[Entries from a dataset of interfaces]
____
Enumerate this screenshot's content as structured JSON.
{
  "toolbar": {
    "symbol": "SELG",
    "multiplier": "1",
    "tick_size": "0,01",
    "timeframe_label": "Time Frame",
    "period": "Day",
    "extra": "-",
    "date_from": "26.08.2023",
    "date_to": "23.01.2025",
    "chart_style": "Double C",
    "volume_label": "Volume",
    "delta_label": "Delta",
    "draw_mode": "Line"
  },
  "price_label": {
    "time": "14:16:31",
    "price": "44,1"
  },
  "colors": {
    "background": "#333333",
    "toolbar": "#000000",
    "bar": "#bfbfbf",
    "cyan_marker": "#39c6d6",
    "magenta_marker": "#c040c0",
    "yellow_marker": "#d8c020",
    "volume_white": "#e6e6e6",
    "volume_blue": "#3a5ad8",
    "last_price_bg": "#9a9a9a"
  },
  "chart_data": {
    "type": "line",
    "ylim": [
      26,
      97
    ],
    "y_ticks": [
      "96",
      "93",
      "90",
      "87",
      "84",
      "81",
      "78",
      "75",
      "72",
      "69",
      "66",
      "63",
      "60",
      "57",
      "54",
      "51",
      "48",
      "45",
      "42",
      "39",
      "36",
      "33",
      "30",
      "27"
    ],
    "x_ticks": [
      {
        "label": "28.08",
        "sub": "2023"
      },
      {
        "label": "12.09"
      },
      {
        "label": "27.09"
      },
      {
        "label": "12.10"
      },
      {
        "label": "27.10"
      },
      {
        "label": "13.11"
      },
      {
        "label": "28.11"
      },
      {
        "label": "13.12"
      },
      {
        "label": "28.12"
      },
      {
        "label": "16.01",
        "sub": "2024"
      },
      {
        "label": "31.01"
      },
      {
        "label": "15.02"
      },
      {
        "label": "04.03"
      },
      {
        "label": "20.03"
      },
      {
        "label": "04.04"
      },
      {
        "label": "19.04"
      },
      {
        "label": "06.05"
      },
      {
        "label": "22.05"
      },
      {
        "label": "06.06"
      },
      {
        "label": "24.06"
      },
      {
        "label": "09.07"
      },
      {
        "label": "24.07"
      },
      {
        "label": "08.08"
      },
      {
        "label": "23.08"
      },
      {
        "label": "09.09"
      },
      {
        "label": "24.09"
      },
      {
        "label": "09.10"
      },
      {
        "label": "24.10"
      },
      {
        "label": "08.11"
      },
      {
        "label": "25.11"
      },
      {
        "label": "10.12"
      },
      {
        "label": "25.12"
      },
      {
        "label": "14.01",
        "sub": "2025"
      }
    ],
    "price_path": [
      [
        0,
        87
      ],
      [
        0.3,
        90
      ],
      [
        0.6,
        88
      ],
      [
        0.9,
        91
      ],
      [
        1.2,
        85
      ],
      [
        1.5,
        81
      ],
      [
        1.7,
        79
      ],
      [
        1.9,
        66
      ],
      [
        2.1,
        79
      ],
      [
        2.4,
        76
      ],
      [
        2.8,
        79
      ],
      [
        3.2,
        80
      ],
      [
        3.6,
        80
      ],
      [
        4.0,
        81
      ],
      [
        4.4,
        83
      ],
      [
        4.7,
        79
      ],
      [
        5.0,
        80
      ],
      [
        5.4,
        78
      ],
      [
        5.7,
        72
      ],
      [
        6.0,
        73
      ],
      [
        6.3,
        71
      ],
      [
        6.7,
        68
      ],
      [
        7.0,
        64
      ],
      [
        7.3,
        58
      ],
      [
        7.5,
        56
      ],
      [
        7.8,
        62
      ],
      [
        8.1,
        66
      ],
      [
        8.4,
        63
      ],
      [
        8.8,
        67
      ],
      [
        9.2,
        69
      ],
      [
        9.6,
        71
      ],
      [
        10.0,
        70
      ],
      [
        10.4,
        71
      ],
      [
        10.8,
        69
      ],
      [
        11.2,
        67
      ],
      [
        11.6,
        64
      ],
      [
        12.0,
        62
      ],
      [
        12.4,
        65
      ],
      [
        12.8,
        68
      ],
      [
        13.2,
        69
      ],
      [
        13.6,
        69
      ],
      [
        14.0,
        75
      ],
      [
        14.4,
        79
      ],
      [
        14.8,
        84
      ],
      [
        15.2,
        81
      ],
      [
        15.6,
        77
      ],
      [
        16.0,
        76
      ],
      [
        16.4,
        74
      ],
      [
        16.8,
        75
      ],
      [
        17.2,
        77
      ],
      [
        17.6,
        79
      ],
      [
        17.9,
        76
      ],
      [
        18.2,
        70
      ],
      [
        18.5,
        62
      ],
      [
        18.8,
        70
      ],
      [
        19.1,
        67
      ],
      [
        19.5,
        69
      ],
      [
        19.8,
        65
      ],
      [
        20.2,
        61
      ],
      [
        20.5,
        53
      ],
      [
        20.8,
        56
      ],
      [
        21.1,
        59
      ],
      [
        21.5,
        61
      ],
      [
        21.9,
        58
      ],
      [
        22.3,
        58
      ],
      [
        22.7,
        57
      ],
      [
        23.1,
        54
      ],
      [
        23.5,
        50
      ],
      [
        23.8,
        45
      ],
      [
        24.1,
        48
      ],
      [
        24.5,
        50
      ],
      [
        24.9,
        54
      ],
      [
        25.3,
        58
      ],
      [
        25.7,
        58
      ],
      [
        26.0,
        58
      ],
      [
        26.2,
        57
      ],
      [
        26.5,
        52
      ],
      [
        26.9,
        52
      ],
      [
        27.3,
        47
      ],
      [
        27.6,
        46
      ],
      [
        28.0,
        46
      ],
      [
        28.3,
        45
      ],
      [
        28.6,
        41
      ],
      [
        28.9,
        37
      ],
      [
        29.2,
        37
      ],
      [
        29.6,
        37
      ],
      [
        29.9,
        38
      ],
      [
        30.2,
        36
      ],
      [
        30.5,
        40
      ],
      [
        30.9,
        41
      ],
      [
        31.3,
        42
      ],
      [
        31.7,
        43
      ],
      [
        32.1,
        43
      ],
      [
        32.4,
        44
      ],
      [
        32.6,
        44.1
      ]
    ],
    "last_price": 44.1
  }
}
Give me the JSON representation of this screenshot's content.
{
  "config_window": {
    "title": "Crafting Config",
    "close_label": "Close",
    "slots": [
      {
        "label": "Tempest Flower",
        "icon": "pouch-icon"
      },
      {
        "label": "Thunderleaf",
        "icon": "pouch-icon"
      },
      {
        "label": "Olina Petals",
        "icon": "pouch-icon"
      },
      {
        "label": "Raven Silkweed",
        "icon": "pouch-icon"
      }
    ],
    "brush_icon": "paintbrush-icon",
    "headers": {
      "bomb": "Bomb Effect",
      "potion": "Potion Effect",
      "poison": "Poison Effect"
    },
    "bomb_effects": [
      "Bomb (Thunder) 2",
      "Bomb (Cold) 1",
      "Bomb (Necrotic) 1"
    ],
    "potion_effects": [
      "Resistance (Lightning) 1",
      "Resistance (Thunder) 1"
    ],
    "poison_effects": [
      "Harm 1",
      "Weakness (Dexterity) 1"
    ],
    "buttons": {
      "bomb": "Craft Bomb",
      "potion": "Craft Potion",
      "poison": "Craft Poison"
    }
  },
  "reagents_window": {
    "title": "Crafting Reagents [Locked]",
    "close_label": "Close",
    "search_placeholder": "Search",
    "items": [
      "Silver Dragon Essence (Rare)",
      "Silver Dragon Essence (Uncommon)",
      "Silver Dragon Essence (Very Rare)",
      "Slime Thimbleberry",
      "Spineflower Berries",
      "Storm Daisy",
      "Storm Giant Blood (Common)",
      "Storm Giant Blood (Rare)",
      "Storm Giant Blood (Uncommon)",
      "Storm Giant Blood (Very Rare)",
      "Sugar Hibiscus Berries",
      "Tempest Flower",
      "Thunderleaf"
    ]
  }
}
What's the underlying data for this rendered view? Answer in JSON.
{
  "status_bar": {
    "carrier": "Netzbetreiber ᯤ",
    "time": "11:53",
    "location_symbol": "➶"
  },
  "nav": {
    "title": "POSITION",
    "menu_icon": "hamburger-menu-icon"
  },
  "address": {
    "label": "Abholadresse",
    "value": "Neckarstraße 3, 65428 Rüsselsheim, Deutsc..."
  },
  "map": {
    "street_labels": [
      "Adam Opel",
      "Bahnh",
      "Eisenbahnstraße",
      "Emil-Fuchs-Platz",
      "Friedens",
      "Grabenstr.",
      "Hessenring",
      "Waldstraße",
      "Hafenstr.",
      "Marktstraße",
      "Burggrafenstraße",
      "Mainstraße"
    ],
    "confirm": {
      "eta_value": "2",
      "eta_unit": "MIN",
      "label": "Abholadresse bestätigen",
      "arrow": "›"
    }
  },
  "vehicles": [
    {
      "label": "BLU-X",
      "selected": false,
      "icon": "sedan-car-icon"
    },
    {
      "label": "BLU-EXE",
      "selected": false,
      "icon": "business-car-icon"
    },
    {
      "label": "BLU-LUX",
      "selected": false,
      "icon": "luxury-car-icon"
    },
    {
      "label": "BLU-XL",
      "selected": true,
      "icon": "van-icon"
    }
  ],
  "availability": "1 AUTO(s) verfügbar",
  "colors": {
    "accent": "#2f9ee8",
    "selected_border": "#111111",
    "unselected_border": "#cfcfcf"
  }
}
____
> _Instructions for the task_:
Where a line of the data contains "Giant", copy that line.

> _Output of the task_:
      "Storm Giant Blood (Common)",
      "Storm Giant Blood (Rare)",
      "Storm Giant Blood (Uncommon)",
      "Storm Giant Blood (Very Rare)",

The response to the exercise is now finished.